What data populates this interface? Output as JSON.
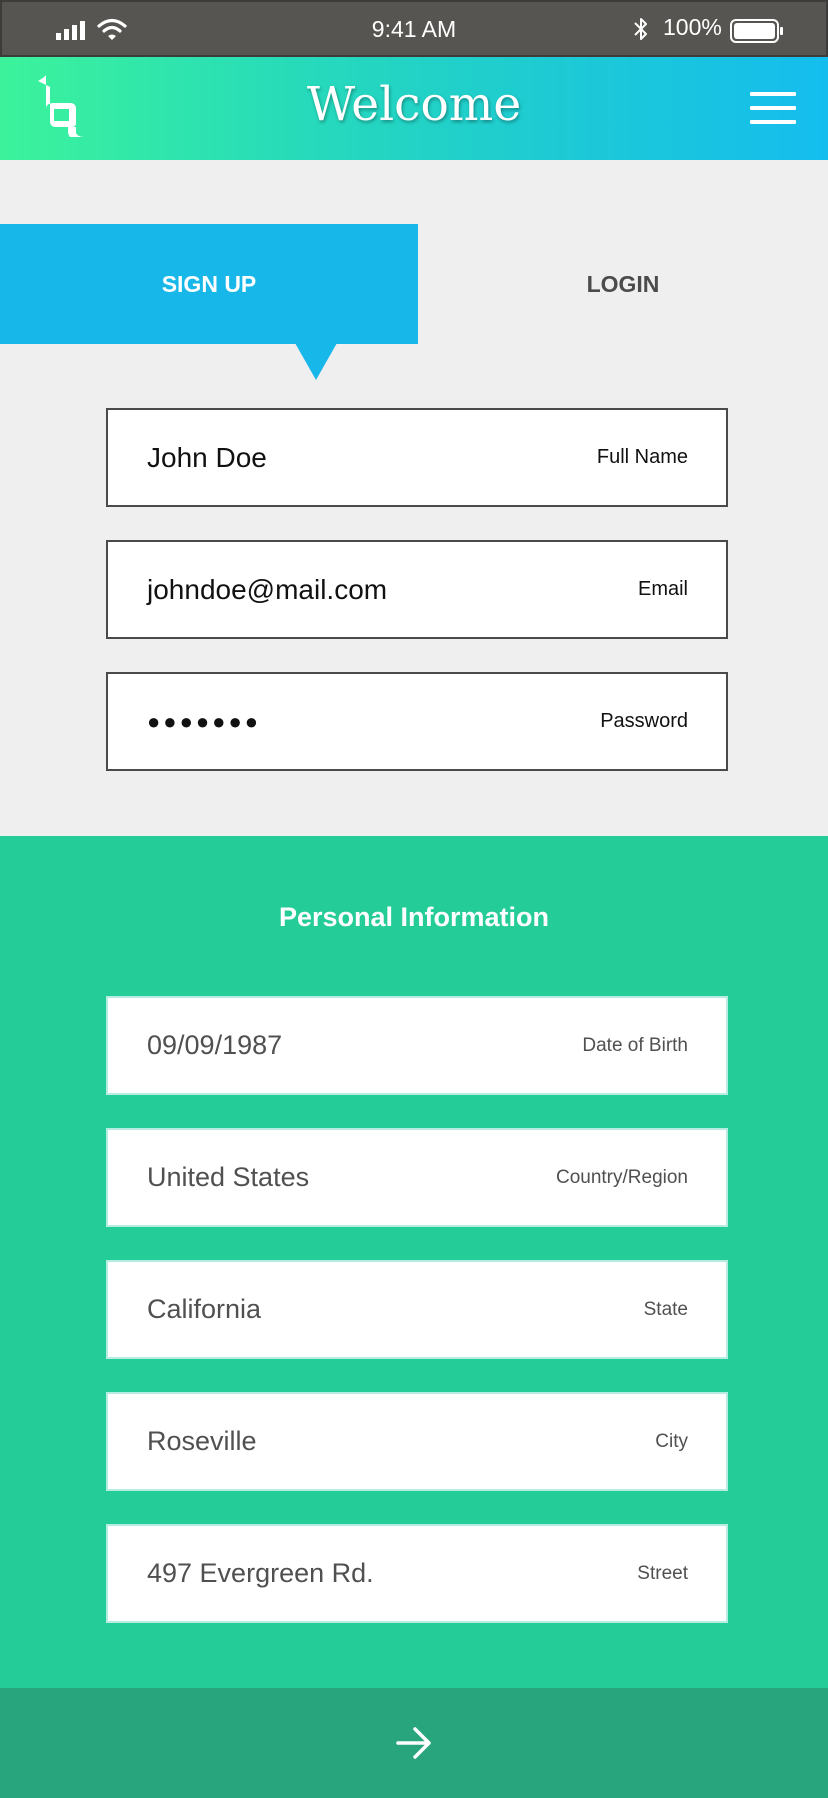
{
  "status_bar": {
    "time": "9:41 AM",
    "battery_percent": "100%",
    "icons": [
      "signal-icon",
      "wifi-icon",
      "bluetooth-icon",
      "battery-icon"
    ]
  },
  "header": {
    "title": "Welcome",
    "logo_icon": "brand-logo-icon",
    "menu_icon": "hamburger-menu-icon"
  },
  "tabs": {
    "active": "signup",
    "signup_label": "SIGN UP",
    "login_label": "LOGIN"
  },
  "account": {
    "full_name": {
      "value": "John Doe",
      "label": "Full Name"
    },
    "email": {
      "value": "johndoe@mail.com",
      "label": "Email"
    },
    "password": {
      "value": "●●●●●●●",
      "label": "Password"
    }
  },
  "personal": {
    "title": "Personal Information",
    "dob": {
      "value": "09/09/1987",
      "label": "Date of Birth"
    },
    "country": {
      "value": "United States",
      "label": "Country/Region"
    },
    "state": {
      "value": "California",
      "label": "State"
    },
    "city": {
      "value": "Roseville",
      "label": "City"
    },
    "street": {
      "value": "497 Evergreen Rd.",
      "label": "Street"
    }
  },
  "footer": {
    "next_icon": "arrow-right-icon"
  },
  "colors": {
    "status_bar": "#575551",
    "header_gradient_start": "#3cf39b",
    "header_gradient_end": "#14bdee",
    "tab_active": "#17b7ea",
    "page_bg": "#efefef",
    "personal_bg": "#24cc97",
    "footer_bg": "#29a57d"
  }
}
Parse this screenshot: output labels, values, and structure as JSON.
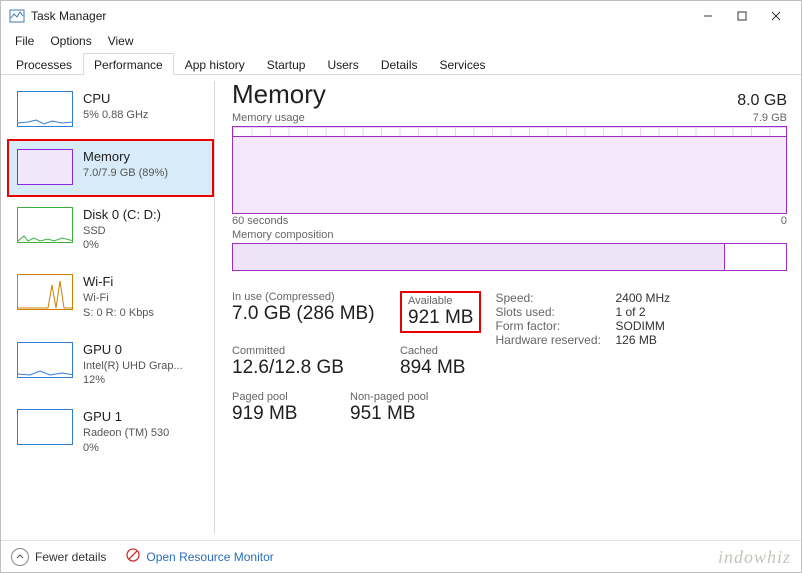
{
  "window": {
    "title": "Task Manager"
  },
  "menu": {
    "file": "File",
    "options": "Options",
    "view": "View"
  },
  "tabs": {
    "processes": "Processes",
    "performance": "Performance",
    "app_history": "App history",
    "startup": "Startup",
    "users": "Users",
    "details": "Details",
    "services": "Services"
  },
  "sidebar": {
    "cpu": {
      "name": "CPU",
      "sub": "5%  0.88 GHz"
    },
    "mem": {
      "name": "Memory",
      "sub": "7.0/7.9 GB (89%)"
    },
    "disk": {
      "name": "Disk 0 (C: D:)",
      "sub1": "SSD",
      "sub2": "0%"
    },
    "wifi": {
      "name": "Wi-Fi",
      "sub1": "Wi-Fi",
      "sub2": "S: 0  R: 0 Kbps"
    },
    "gpu0": {
      "name": "GPU 0",
      "sub1": "Intel(R) UHD Grap...",
      "sub2": "12%"
    },
    "gpu1": {
      "name": "GPU 1",
      "sub1": "Radeon (TM) 530",
      "sub2": "0%"
    }
  },
  "detail": {
    "title": "Memory",
    "total": "8.0 GB",
    "usage_label": "Memory usage",
    "usage_right": "7.9 GB",
    "axis_left": "60 seconds",
    "axis_right": "0",
    "comp_label": "Memory composition",
    "inuse_lbl": "In use (Compressed)",
    "inuse_val": "7.0 GB (286 MB)",
    "avail_lbl": "Available",
    "avail_val": "921 MB",
    "committed_lbl": "Committed",
    "committed_val": "12.6/12.8 GB",
    "cached_lbl": "Cached",
    "cached_val": "894 MB",
    "paged_lbl": "Paged pool",
    "paged_val": "919 MB",
    "nonpaged_lbl": "Non-paged pool",
    "nonpaged_val": "951 MB",
    "spec": {
      "speed_lbl": "Speed:",
      "speed_val": "2400 MHz",
      "slots_lbl": "Slots used:",
      "slots_val": "1 of 2",
      "form_lbl": "Form factor:",
      "form_val": "SODIMM",
      "hw_lbl": "Hardware reserved:",
      "hw_val": "126 MB"
    }
  },
  "bottom": {
    "fewer": "Fewer details",
    "monitor": "Open Resource Monitor"
  },
  "watermark": "indowhiz",
  "chart_data": {
    "type": "line",
    "title": "Memory usage",
    "xlabel": "seconds ago",
    "ylabel": "GB",
    "ylim": [
      0,
      7.9
    ],
    "x": [
      60,
      55,
      50,
      45,
      40,
      35,
      30,
      25,
      20,
      15,
      10,
      5,
      0
    ],
    "values": [
      7.0,
      7.0,
      7.0,
      7.0,
      7.0,
      7.0,
      7.0,
      7.0,
      7.0,
      7.0,
      7.0,
      7.0,
      7.0
    ],
    "composition": {
      "in_use_gb": 7.0,
      "available_gb": 0.9
    }
  }
}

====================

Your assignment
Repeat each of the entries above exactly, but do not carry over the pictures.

Answer
What data populates this interface? Output as JSON.
{
  "status_bar": {
    "time": "9:41 AM",
    "battery_percent": "100%",
    "icons": [
      "signal-icon",
      "wifi-icon",
      "bluetooth-icon",
      "battery-icon"
    ]
  },
  "header": {
    "title": "Welcome",
    "logo_icon": "brand-logo-icon",
    "menu_icon": "hamburger-menu-icon"
  },
  "tabs": {
    "active": "signup",
    "signup_label": "SIGN UP",
    "login_label": "LOGIN"
  },
  "account": {
    "full_name": {
      "value": "John Doe",
      "label": "Full Name"
    },
    "email": {
      "value": "johndoe@mail.com",
      "label": "Email"
    },
    "password": {
      "value": "●●●●●●●",
      "label": "Password"
    }
  },
  "personal": {
    "title": "Personal Information",
    "dob": {
      "value": "09/09/1987",
      "label": "Date of Birth"
    },
    "country": {
      "value": "United States",
      "label": "Country/Region"
    },
    "state": {
      "value": "California",
      "label": "State"
    },
    "city": {
      "value": "Roseville",
      "label": "City"
    },
    "street": {
      "value": "497 Evergreen Rd.",
      "label": "Street"
    }
  },
  "footer": {
    "next_icon": "arrow-right-icon"
  },
  "colors": {
    "status_bar": "#575551",
    "header_gradient_start": "#3cf39b",
    "header_gradient_end": "#14bdee",
    "tab_active": "#17b7ea",
    "page_bg": "#efefef",
    "personal_bg": "#24cc97",
    "footer_bg": "#29a57d"
  }
}
Parse this screenshot: output labels, values, and structure as JSON.
{
  "window": {
    "title": "Task Manager"
  },
  "menu": {
    "file": "File",
    "options": "Options",
    "view": "View"
  },
  "tabs": {
    "processes": "Processes",
    "performance": "Performance",
    "app_history": "App history",
    "startup": "Startup",
    "users": "Users",
    "details": "Details",
    "services": "Services"
  },
  "sidebar": {
    "cpu": {
      "name": "CPU",
      "sub": "5%  0.88 GHz"
    },
    "mem": {
      "name": "Memory",
      "sub": "7.0/7.9 GB (89%)"
    },
    "disk": {
      "name": "Disk 0 (C: D:)",
      "sub1": "SSD",
      "sub2": "0%"
    },
    "wifi": {
      "name": "Wi-Fi",
      "sub1": "Wi-Fi",
      "sub2": "S: 0  R: 0 Kbps"
    },
    "gpu0": {
      "name": "GPU 0",
      "sub1": "Intel(R) UHD Grap...",
      "sub2": "12%"
    },
    "gpu1": {
      "name": "GPU 1",
      "sub1": "Radeon (TM) 530",
      "sub2": "0%"
    }
  },
  "detail": {
    "title": "Memory",
    "total": "8.0 GB",
    "usage_label": "Memory usage",
    "usage_right": "7.9 GB",
    "axis_left": "60 seconds",
    "axis_right": "0",
    "comp_label": "Memory composition",
    "inuse_lbl": "In use (Compressed)",
    "inuse_val": "7.0 GB (286 MB)",
    "avail_lbl": "Available",
    "avail_val": "921 MB",
    "committed_lbl": "Committed",
    "committed_val": "12.6/12.8 GB",
    "cached_lbl": "Cached",
    "cached_val": "894 MB",
    "paged_lbl": "Paged pool",
    "paged_val": "919 MB",
    "nonpaged_lbl": "Non-paged pool",
    "nonpaged_val": "951 MB",
    "spec": {
      "speed_lbl": "Speed:",
      "speed_val": "2400 MHz",
      "slots_lbl": "Slots used:",
      "slots_val": "1 of 2",
      "form_lbl": "Form factor:",
      "form_val": "SODIMM",
      "hw_lbl": "Hardware reserved:",
      "hw_val": "126 MB"
    }
  },
  "bottom": {
    "fewer": "Fewer details",
    "monitor": "Open Resource Monitor"
  },
  "watermark": "indowhiz",
  "chart_data": {
    "type": "line",
    "title": "Memory usage",
    "xlabel": "seconds ago",
    "ylabel": "GB",
    "ylim": [
      0,
      7.9
    ],
    "x": [
      60,
      55,
      50,
      45,
      40,
      35,
      30,
      25,
      20,
      15,
      10,
      5,
      0
    ],
    "values": [
      7.0,
      7.0,
      7.0,
      7.0,
      7.0,
      7.0,
      7.0,
      7.0,
      7.0,
      7.0,
      7.0,
      7.0,
      7.0
    ],
    "composition": {
      "in_use_gb": 7.0,
      "available_gb": 0.9
    }
  }
}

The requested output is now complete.